▸ **Task instructions**:
Check the listing below for lines that hold "heading". How many are there? Please give only the number.

▸ **Supplied entries**:
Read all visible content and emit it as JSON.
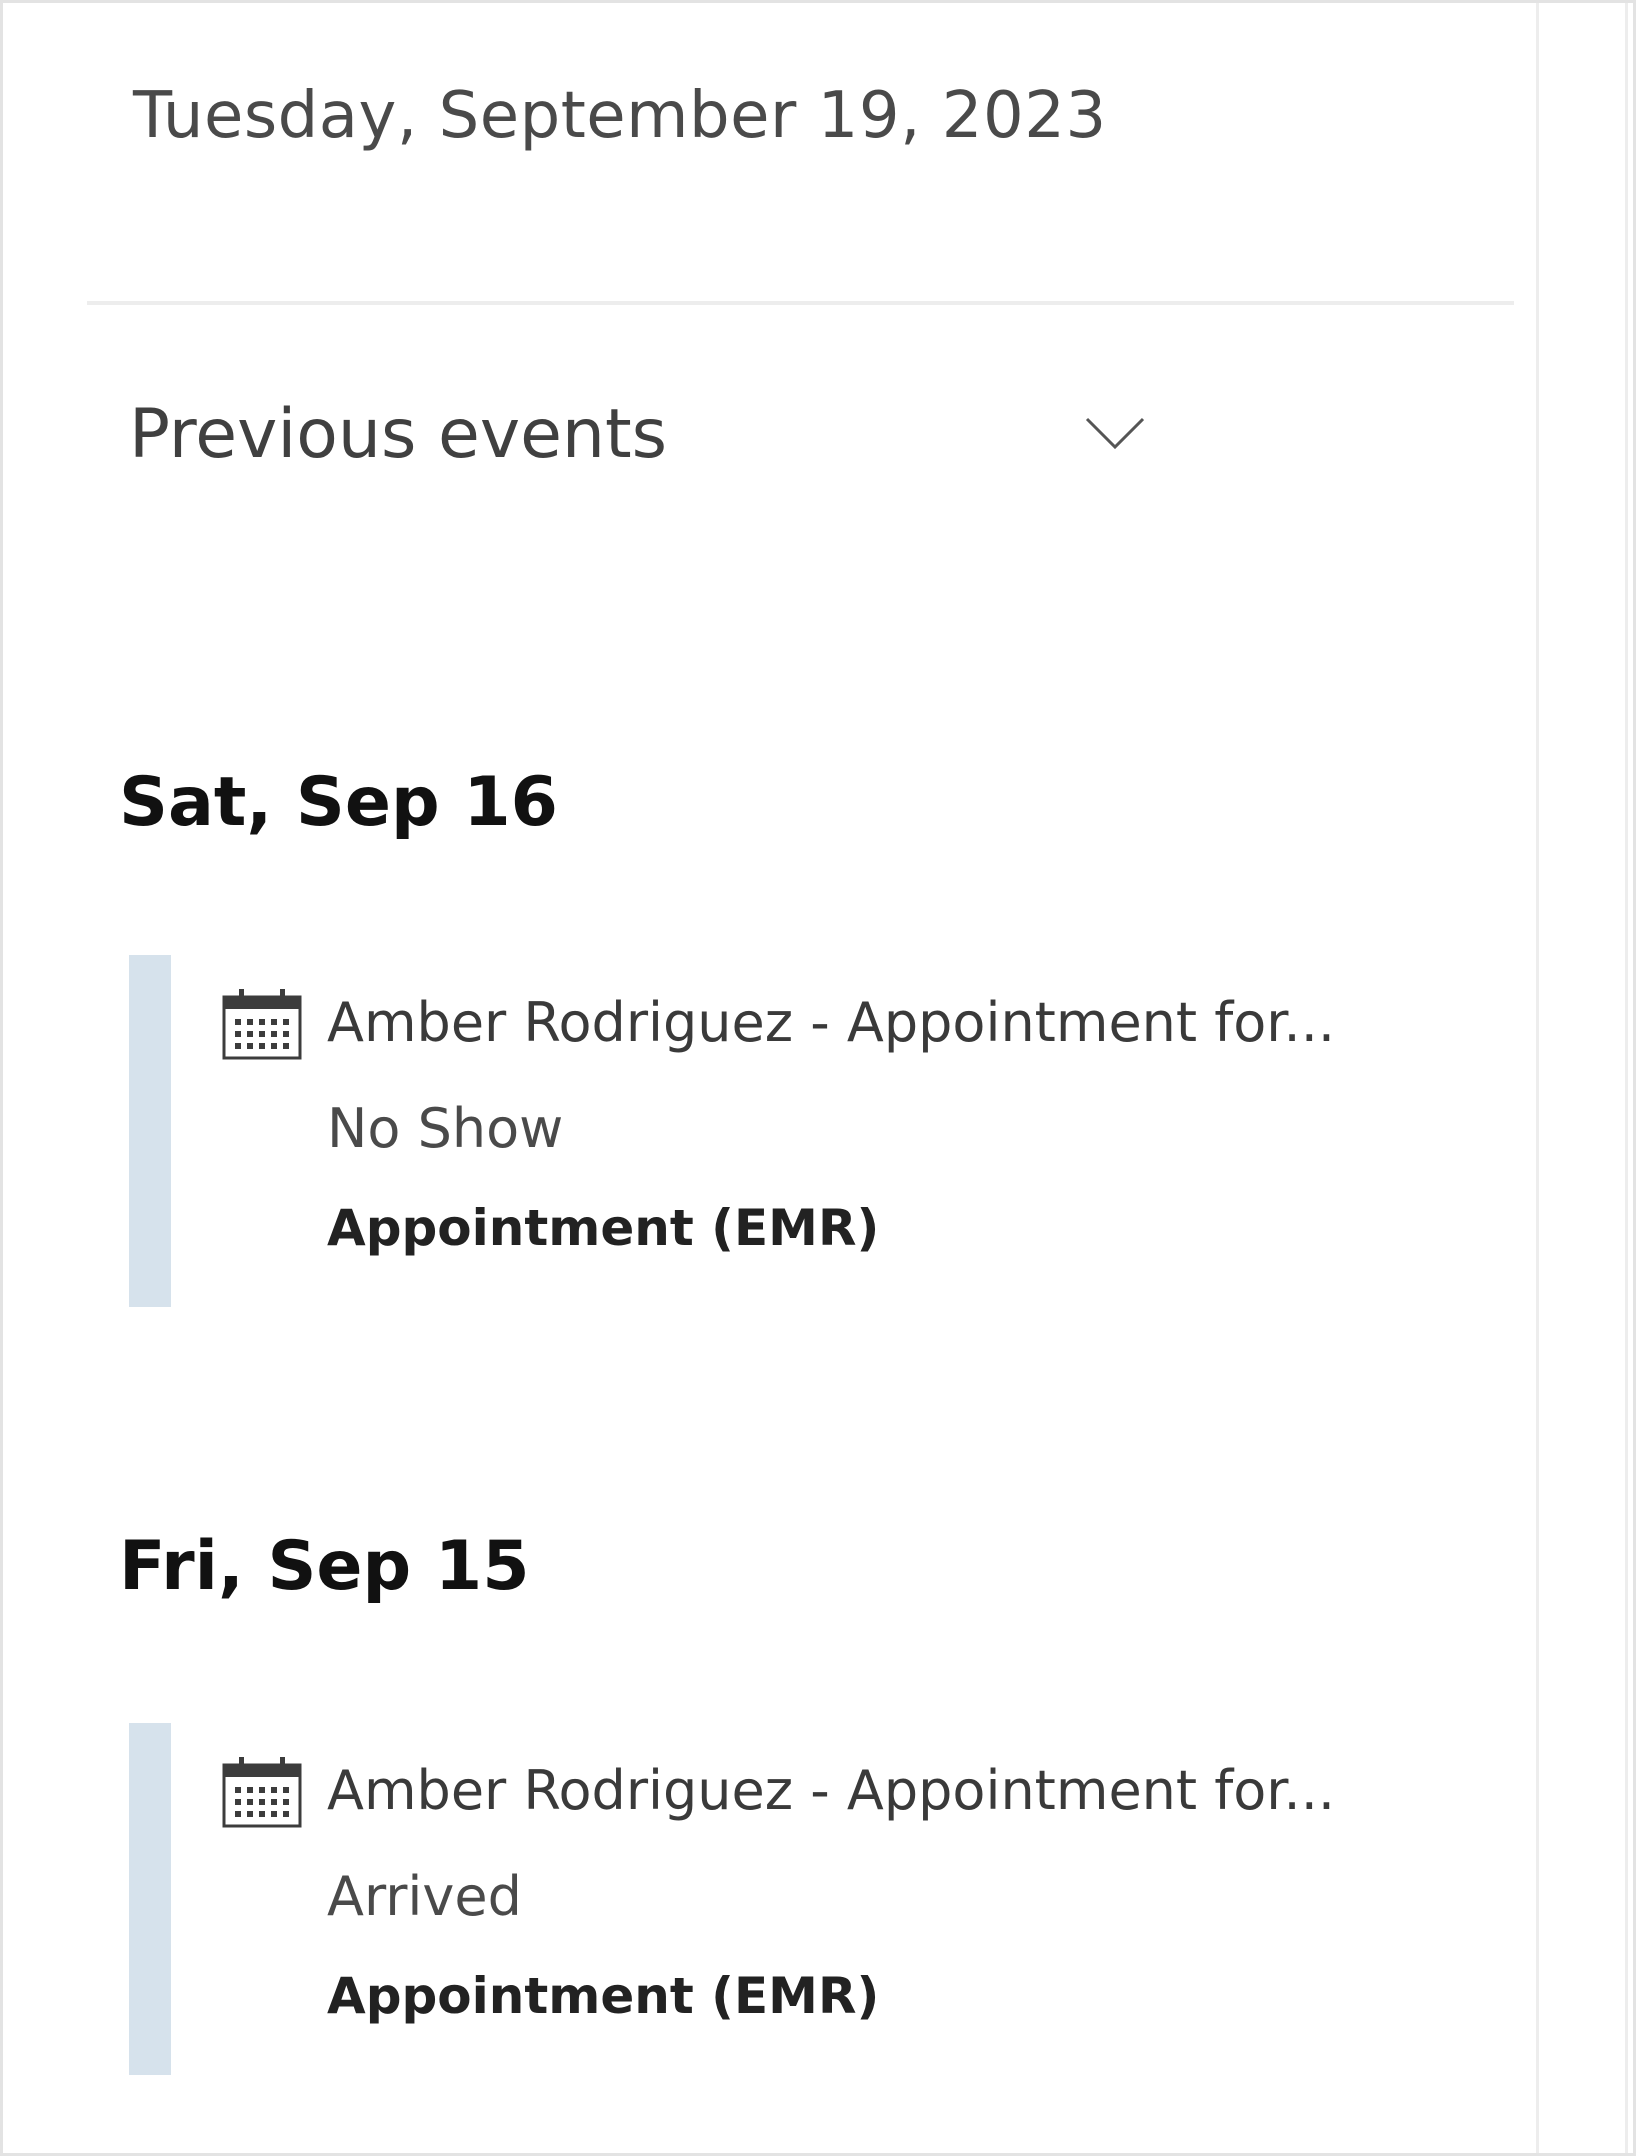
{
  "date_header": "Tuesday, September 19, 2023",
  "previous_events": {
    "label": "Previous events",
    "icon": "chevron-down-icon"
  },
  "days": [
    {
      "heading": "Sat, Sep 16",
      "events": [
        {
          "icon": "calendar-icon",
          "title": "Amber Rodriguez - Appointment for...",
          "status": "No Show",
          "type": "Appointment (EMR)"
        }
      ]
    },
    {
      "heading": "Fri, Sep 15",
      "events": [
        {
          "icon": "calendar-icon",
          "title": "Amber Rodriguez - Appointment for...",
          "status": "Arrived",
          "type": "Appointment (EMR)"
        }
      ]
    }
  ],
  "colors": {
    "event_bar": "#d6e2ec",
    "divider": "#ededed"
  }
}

▸ **Response to the exercise**:
2